In the material below, find how many lines contain the string "title". Write only that number.

==*==

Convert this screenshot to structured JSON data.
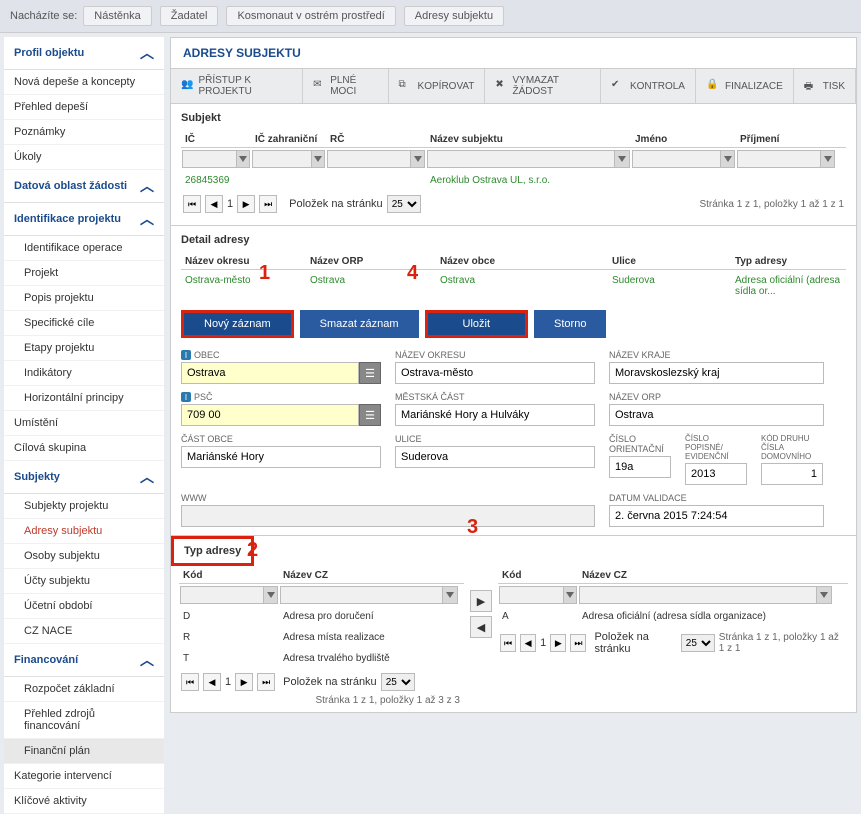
{
  "breadcrumb": {
    "label": "Nacházíte se:",
    "items": [
      "Nástěnka",
      "Žadatel",
      "Kosmonaut v ostrém prostředí",
      "Adresy subjektu"
    ]
  },
  "sidebar": {
    "groups": [
      {
        "title": "Profil objektu",
        "items": [
          "Nová depeše a koncepty",
          "Přehled depeší",
          "Poznámky",
          "Úkoly"
        ]
      },
      {
        "title": "Datová oblast žádosti",
        "items": []
      },
      {
        "title": "Identifikace projektu",
        "items": [
          "Identifikace operace",
          "Projekt",
          "Popis projektu",
          "Specifické cíle",
          "Etapy projektu",
          "Indikátory",
          "Horizontální principy"
        ]
      }
    ],
    "flat1": [
      "Umístění",
      "Cílová skupina"
    ],
    "subjekty": {
      "title": "Subjekty",
      "items": [
        "Subjekty projektu",
        "Adresy subjektu",
        "Osoby subjektu",
        "Účty subjektu",
        "Účetní období",
        "CZ NACE"
      ],
      "active": "Adresy subjektu"
    },
    "financovani": {
      "title": "Financování",
      "items": [
        "Rozpočet základní",
        "Přehled zdrojů financování",
        "Finanční plán"
      ],
      "highlight": "Finanční plán"
    },
    "flat2": [
      "Kategorie intervencí",
      "Klíčové aktivity"
    ]
  },
  "main": {
    "title": "ADRESY SUBJEKTU",
    "toolbar": [
      "PŘÍSTUP K PROJEKTU",
      "PLNÉ MOCI",
      "KOPÍROVAT",
      "VYMAZAT ŽÁDOST",
      "KONTROLA",
      "FINALIZACE",
      "TISK"
    ]
  },
  "subjekt": {
    "title": "Subjekt",
    "cols": [
      "IČ",
      "IČ zahraniční",
      "RČ",
      "Název subjektu",
      "Jméno",
      "Příjmení"
    ],
    "row": {
      "ic": "26845369",
      "nazev": "Aeroklub Ostrava UL, s.r.o."
    },
    "pager": {
      "page": "1",
      "label": "Položek na stránku",
      "per": "25",
      "info": "Stránka 1 z 1, položky 1 až 1 z 1"
    }
  },
  "detail": {
    "title": "Detail adresy",
    "cols": [
      "Název okresu",
      "Název ORP",
      "Název obce",
      "Ulice",
      "Typ adresy"
    ],
    "row": {
      "okres": "Ostrava-město",
      "orp": "Ostrava",
      "obce": "Ostrava",
      "ulice": "Suderova",
      "typ": "Adresa oficiální (adresa sídla or..."
    }
  },
  "actions": {
    "novy": "Nový záznam",
    "smazat": "Smazat záznam",
    "ulozit": "Uložit",
    "storno": "Storno"
  },
  "annotations": {
    "n1": "1",
    "n2": "2",
    "n3": "3",
    "n4": "4"
  },
  "form": {
    "obec": {
      "lbl": "OBEC",
      "val": "Ostrava"
    },
    "nazev_okresu": {
      "lbl": "NÁZEV OKRESU",
      "val": "Ostrava-město"
    },
    "nazev_kraje": {
      "lbl": "NÁZEV KRAJE",
      "val": "Moravskoslezský kraj"
    },
    "psc": {
      "lbl": "PSČ",
      "val": "709 00"
    },
    "mestska_cast": {
      "lbl": "MĚSTSKÁ ČÁST",
      "val": "Mariánské Hory a Hulváky"
    },
    "nazev_orp": {
      "lbl": "NÁZEV ORP",
      "val": "Ostrava"
    },
    "cast_obce": {
      "lbl": "ČÁST OBCE",
      "val": "Mariánské Hory"
    },
    "ulice": {
      "lbl": "ULICE",
      "val": "Suderova"
    },
    "cislo_or": {
      "lbl": "ČÍSLO ORIENTAČNÍ",
      "val": "19a"
    },
    "cislo_pop": {
      "lbl": "ČÍSLO POPISNÉ/ EVIDENČNÍ",
      "val": "2013"
    },
    "kod_druhu": {
      "lbl": "KÓD DRUHU ČÍSLA DOMOVNÍHO",
      "val": "1"
    },
    "www": {
      "lbl": "WWW",
      "val": ""
    },
    "datum_val": {
      "lbl": "DATUM VALIDACE",
      "val": "2. června 2015 7:24:54"
    }
  },
  "typ_adresy": {
    "title": "Typ adresy",
    "cols": [
      "Kód",
      "Název CZ"
    ],
    "left_rows": [
      {
        "k": "D",
        "n": "Adresa pro doručení"
      },
      {
        "k": "R",
        "n": "Adresa místa realizace"
      },
      {
        "k": "T",
        "n": "Adresa trvalého bydliště"
      }
    ],
    "right_rows": [
      {
        "k": "A",
        "n": "Adresa oficiální (adresa sídla organizace)"
      }
    ],
    "pager_left": {
      "page": "1",
      "label": "Položek na stránku",
      "per": "25",
      "info": "Stránka 1 z 1, položky 1 až 3 z 3"
    },
    "pager_right": {
      "page": "1",
      "label": "Položek na stránku",
      "per": "25",
      "info": "Stránka 1 z 1, položky 1 až 1 z 1"
    }
  }
}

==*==

» **ANSWER SECTION**
9